Short course -

All hands Workshop 1: Collaborative and Participatory Research


Bio: Alison has worked for the University of Cambridge for over twenty years, specialising in research facilitation, knowledge exchange and postgraduate training. Currently, Alison is the Doctoral Training Manager for the Cambridge ESRC DTP and School of the Humanities and Social Sciences.

Bio: Siobhan's current research doctoral focuses on the professional learning of secondary History teachers in England, where she uses collaborative and dialogic modes of inquiry drawn from sociocultural psychology. She has also worked on research into professional learning in other public sector contexts including healthcare and government. Before coming into full time research she was a History teacher and curriculum leader for ten years, and remains a senior assessor with a leading awarding body. She has extensive experience in close-to-practice research: prior to her PhD she undertook a professional masters related to her assessment work, and has previously carried out, led and published on practitioner inquiries undertaken while working as a teacher. She co-facilitates the Cambridge Network for Participatory and Collaborative Research Methods, which is supported by the Cambridge ESRC DTP and the School of Humanities and Social Sciences.

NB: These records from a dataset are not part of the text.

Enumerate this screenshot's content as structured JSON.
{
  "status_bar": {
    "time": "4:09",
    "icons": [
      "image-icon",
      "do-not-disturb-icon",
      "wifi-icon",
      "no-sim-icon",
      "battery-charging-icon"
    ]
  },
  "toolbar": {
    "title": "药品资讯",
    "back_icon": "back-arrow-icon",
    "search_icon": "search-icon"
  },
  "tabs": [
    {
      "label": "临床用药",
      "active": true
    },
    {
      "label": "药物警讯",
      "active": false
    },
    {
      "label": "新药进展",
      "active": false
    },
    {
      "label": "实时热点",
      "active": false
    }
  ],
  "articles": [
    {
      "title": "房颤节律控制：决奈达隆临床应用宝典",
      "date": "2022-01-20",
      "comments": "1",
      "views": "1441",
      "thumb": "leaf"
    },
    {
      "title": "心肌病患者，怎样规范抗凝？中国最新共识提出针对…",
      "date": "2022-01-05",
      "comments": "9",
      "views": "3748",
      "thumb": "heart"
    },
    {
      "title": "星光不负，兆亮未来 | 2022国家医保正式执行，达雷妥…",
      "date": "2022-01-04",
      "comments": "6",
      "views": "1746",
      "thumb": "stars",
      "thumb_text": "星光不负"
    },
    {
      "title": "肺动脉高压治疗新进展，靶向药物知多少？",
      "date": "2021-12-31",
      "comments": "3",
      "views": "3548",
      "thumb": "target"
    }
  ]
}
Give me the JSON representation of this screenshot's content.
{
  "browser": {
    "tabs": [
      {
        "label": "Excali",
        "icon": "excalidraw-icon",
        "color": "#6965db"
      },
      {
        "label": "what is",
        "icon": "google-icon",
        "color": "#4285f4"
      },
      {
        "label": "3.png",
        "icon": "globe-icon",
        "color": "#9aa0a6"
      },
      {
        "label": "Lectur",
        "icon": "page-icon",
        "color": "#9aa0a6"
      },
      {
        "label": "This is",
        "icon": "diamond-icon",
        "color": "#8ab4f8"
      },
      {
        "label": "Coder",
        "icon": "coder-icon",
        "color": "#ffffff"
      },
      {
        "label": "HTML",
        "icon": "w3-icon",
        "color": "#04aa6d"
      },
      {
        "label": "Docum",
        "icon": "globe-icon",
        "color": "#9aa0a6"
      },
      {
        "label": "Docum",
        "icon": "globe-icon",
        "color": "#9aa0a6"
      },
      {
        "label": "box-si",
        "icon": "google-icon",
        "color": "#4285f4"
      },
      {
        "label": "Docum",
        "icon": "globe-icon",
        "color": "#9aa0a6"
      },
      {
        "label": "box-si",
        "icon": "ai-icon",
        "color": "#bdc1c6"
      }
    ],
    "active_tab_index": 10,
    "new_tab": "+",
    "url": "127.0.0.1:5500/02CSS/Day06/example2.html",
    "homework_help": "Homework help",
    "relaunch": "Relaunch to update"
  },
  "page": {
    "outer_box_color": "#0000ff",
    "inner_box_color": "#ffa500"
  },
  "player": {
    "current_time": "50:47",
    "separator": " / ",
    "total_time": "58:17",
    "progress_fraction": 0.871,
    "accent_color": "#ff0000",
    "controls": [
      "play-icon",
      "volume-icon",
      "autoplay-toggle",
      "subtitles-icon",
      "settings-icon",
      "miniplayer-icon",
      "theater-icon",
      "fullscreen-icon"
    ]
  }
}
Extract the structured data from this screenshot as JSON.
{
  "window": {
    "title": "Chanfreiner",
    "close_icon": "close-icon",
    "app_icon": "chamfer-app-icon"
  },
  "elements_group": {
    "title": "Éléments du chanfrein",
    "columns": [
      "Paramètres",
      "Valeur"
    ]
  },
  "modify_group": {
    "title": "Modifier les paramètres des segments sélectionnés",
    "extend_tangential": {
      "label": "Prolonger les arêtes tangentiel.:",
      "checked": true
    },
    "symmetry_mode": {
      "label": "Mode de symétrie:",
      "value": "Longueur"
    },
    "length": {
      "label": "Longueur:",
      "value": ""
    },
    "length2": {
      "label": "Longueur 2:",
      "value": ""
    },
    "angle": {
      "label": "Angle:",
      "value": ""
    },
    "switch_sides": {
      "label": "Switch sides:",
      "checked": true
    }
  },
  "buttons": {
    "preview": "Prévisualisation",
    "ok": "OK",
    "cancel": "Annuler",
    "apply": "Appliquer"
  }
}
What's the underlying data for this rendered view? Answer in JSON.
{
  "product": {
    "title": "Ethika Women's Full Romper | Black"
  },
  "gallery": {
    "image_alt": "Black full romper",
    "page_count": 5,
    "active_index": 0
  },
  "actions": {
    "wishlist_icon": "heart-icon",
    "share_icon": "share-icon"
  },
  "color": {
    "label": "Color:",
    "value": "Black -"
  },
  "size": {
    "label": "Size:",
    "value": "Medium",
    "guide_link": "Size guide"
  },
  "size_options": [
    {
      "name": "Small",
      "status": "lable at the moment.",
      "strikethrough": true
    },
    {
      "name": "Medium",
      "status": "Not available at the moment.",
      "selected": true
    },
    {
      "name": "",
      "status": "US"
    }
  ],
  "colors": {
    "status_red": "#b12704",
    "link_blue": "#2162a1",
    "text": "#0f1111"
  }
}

Bio: Emily is a second-year, part-time PhD candidate at the University of Cambridge in the Faculty of Education. Her research seeks to workshop a teacher-led intervention to support wellbeing using performance research, and is funded by the ESRC. Emily is also the SENDCo and teacher of Classics at a school in south London, teaching students aged 4-18. Emily's research seeks to promote inclusion through collaborating with stakeholders to develop a free, evidence-based intervention to support students facing long waiting lists to receive mental health support.

Ali Hanbury, University of Manchester

Mark Ramsden, University of Cambridge

This workshop will be the launch of NCRM’s new Methodological Special Interest Groups. It will be jointly facilitated by PgR’s from Cambridge University’s ‘collaborative and participatory methods’ network and NCRM’s Senior Engagement Manager. The workshop will provide insight and sharing of how a PgR-led network has been established; focussing on collaborative and participatory methods. The PgR’s from Cambridge University will provide this input as well as utilising the workshop to consult attendees/stakeholders on the next steps and development ideas for their network. NCRM will close this workshop with the launch of their new support programme for PgR-led methodological special interest groups; outlining their ideas and commitments.  This will be followed by a question and answer session.